The Scottish Government has ordered its heritage agency to explore options for breathing new life into St Peter’s Seminary, in Argyll, after the collapse of arts organisation NVA’a long-held vision for the woodland site.

NVA's creative director Angus Farquhar has spearheaded efforts to rescue St Peter's Seminary.

NVA's creative director Angus Farquhar has spearheaded efforts to rescue St Peter's Seminary.

NVA, which spent more than a decade planning the rebirth of the former training centre for priests at Cardross, near Helensburgh, has announced it will be closing down in September after deciding to pull the plug on its involvement with St Peter’s, which has been lying empty for decades.

Designed by Glasgow architects Gillespie, Kidd and Coia, St Peter’s opened in 1966 but only served its original purpose for 14 years before a brief spell as a drug rehabilitation centre in the 1980s.

Many experts regard St Peter’s, which sits at the heart of a 104-acre estate, as one of the greatest modernist buildings to be found anywhere in Europe.

Culture Secretary Fiona Hyslop said: “St Peter’s significance is well known internationally for its architecture and design, its natural setting and place in history.

“I have asked Historic Environment Scotland - as Scotland’s lead body for the historic environment - to consider longer-term options so this unique site can continue to fascinate and inspire the public.”

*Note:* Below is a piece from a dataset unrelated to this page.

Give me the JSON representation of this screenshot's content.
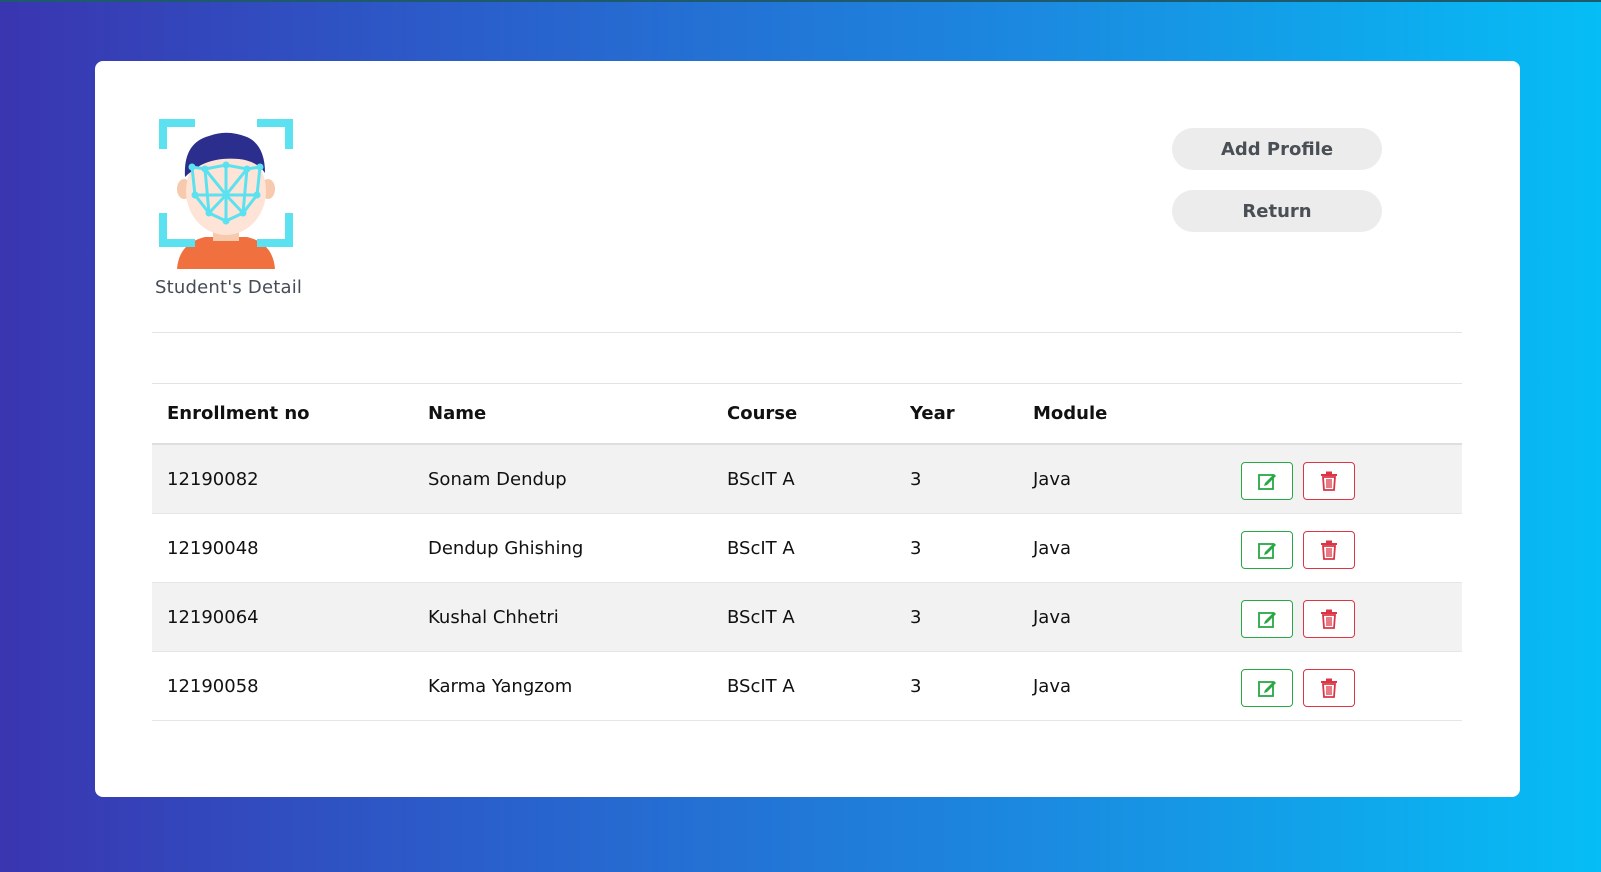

NVA has been responsible for some of Scotland’s most ambitious arts projects since it was formed by Angus Farquhar in 1992, including Glen Lyon in Perthshire, the Old Man of Storr on Skye, and Arthur’s Seat in Edinburgh.

It has blamed the pursuit of the “high-risk” revamp of St Peter’s, as well as the loss of long-term Creative Scotland funding in January, for its demise. Its announcement has come despite NVA declaring it had a “strong mixed economy model” combining public funding, private donations and self-generated income.

NVA said it had decided to shelve its plans for St Peter’s, which were to be funded by the Heritage Lottery Fund, due to the project’s “increasing risks”.

Its statement added: “NVA’s original plan for St Peter’s was universally acknowledged as bold, with creative ambition at its heart. It was also recognised as a high-risk venture for a small, independent arts organisation.

“NVA has spent many years working with great passion and determination, with the support of the owners of the site, the Archdiocese of Glasgow, to save this iconic building for future generations.

“Important work was done to begin to preserve and restore the building and to demonstrate the immense creative, intellectual and community potential of the site.

“However, despite our best efforts we were unable to guarantee the viable future for St Peter’s that we had imagined and hoped for.

“In the end, we had no choice but to bring the capital project to an end.”

Ms Hyslop added: “It is very sad NVA has taken the decision to close. It has earned a reputation as one of the most innovative public arts companies in the country, and many people will have fond memories of its productions, installations and performances.”

A Creative Scotland spokeswoman said: “We appreciate how difficult this decision has been for NVA’s board and staff and will continue to offer support and advice to all those involved.”